By Mike Lavelle
I wasn't there...I was "stuck" in Sydney, crouched over a PC at midnight with the volume of 5Live just about loud enough to hear, but not loud enough to wake my wife and son. The usual Saturday night-Sunday morning for me, the only difference was the far superior reliability of the BBC to keep me in touch and the adrenaline pumping through my veins to the point that I was physically shaking. And, of course, this was Monday morning with work only hours away and no prospect of sleep afterwards, win or lose.
I was tempted to go but the £1,000 plus travelling costs, resigning from my fairly well-paid job and the prospects of divorce and losing my son seemed a price too high to pay. Maybe I was wrong.

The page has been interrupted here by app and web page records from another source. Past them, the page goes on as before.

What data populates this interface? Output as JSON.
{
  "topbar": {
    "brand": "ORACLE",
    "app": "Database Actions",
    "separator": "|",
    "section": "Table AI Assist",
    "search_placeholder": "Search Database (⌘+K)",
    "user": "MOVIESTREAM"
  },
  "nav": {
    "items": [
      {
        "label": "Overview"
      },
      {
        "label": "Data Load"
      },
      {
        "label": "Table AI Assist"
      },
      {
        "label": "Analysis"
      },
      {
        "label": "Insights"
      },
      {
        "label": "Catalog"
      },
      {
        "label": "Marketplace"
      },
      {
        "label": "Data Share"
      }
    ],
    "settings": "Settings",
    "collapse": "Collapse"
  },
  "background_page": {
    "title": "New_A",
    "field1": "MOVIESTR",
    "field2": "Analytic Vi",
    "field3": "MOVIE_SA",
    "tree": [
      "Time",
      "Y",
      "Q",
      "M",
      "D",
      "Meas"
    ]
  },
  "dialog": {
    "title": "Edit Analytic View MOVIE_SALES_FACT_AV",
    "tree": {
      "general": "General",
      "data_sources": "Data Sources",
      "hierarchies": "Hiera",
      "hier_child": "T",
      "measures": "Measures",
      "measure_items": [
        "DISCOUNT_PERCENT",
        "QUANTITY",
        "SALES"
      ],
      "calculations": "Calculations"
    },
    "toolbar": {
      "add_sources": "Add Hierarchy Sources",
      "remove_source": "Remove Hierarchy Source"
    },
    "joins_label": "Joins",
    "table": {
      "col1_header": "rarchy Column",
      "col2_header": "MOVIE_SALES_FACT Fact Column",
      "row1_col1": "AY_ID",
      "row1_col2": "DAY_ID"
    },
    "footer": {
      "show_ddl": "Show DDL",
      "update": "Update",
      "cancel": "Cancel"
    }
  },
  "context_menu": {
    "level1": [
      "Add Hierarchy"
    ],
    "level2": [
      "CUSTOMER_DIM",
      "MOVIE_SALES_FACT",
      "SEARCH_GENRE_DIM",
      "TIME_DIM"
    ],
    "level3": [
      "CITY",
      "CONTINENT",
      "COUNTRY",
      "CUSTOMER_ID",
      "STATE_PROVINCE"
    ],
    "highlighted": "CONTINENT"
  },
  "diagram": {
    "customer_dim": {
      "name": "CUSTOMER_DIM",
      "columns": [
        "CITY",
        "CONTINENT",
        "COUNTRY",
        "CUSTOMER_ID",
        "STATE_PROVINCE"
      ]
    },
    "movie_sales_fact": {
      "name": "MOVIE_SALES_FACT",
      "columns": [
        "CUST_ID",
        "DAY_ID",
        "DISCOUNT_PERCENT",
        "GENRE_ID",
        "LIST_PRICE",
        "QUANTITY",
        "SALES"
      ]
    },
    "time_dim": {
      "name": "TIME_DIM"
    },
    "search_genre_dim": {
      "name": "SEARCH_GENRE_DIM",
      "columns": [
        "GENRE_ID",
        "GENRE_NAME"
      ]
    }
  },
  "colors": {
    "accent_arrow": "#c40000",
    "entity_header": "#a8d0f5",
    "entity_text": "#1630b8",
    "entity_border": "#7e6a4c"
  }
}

So what does this mean to me? Well, in practical terms, it means seeing "my" team play on pay TV over here. It means media coverage that goes beyond two or three lines in the paper when the boys get to the semi-finals of one of the cups. It also means that there are several Aussies in my office that now have Watford as their favourite team (dropping the likes of Liverpool and Chelsea!). But most of all, it means safety.
I left the UK in 2000, thirty-one years after seeing Watford play for the first time (admittedly I was only three years old and don't remember much about those early years!). By the mid-seventies, I was hooked - just in time to see the first coming of GT and enjoy the unbelievable rise through the leagues. I never thought those days would end and perhaps that's why what we are going through now is even more special. Because the last few years have been about survival, not promotion, not relegation but keeping the community that is Watford FC alive.
When I left the UK we were still in the Premier League. GT's second coming had given us the financial stability and building blocks that made the future seem bright. Relegation seemed almost a certainty from day one. I think even GT knew that but he also knew that keeping the spending under control; and Watford's future security was a far more important task and he did that in spades. I knew my club was in safe hands and I could leave to explore pastures new without worrying...
...and then it happened or rather he happened. Okay, the board need to accept some responsibility but I shall never forgive the bald Italian for not only spending money we didn't have on players that couldn't play, but for suing us even though he knew it could literally finish us.
Still, we all know what happened and it is not something we should dwell on but it makes what Aidy and, yes, Mr Simpson have done to give us back our future all the more special. And perhaps the one positive of that season of fiscal madness is that there is no way we'll blow it this time.
I hope to return to the UK, perhaps for good, in late 2007 or early 2008, just in time to enjoy Watford's second season in the Premier League. That would have been said with my tongue firmly in my cheek last time but Aidy has even convinced me, twenty thousand kilometres away, that we can stay up.
By then, my son will be three years old. The perfect age to go to your first game and now I know that there will be a Watford FC for him to follow.
The future's bright, the future's yellow (with red shorts and socks!).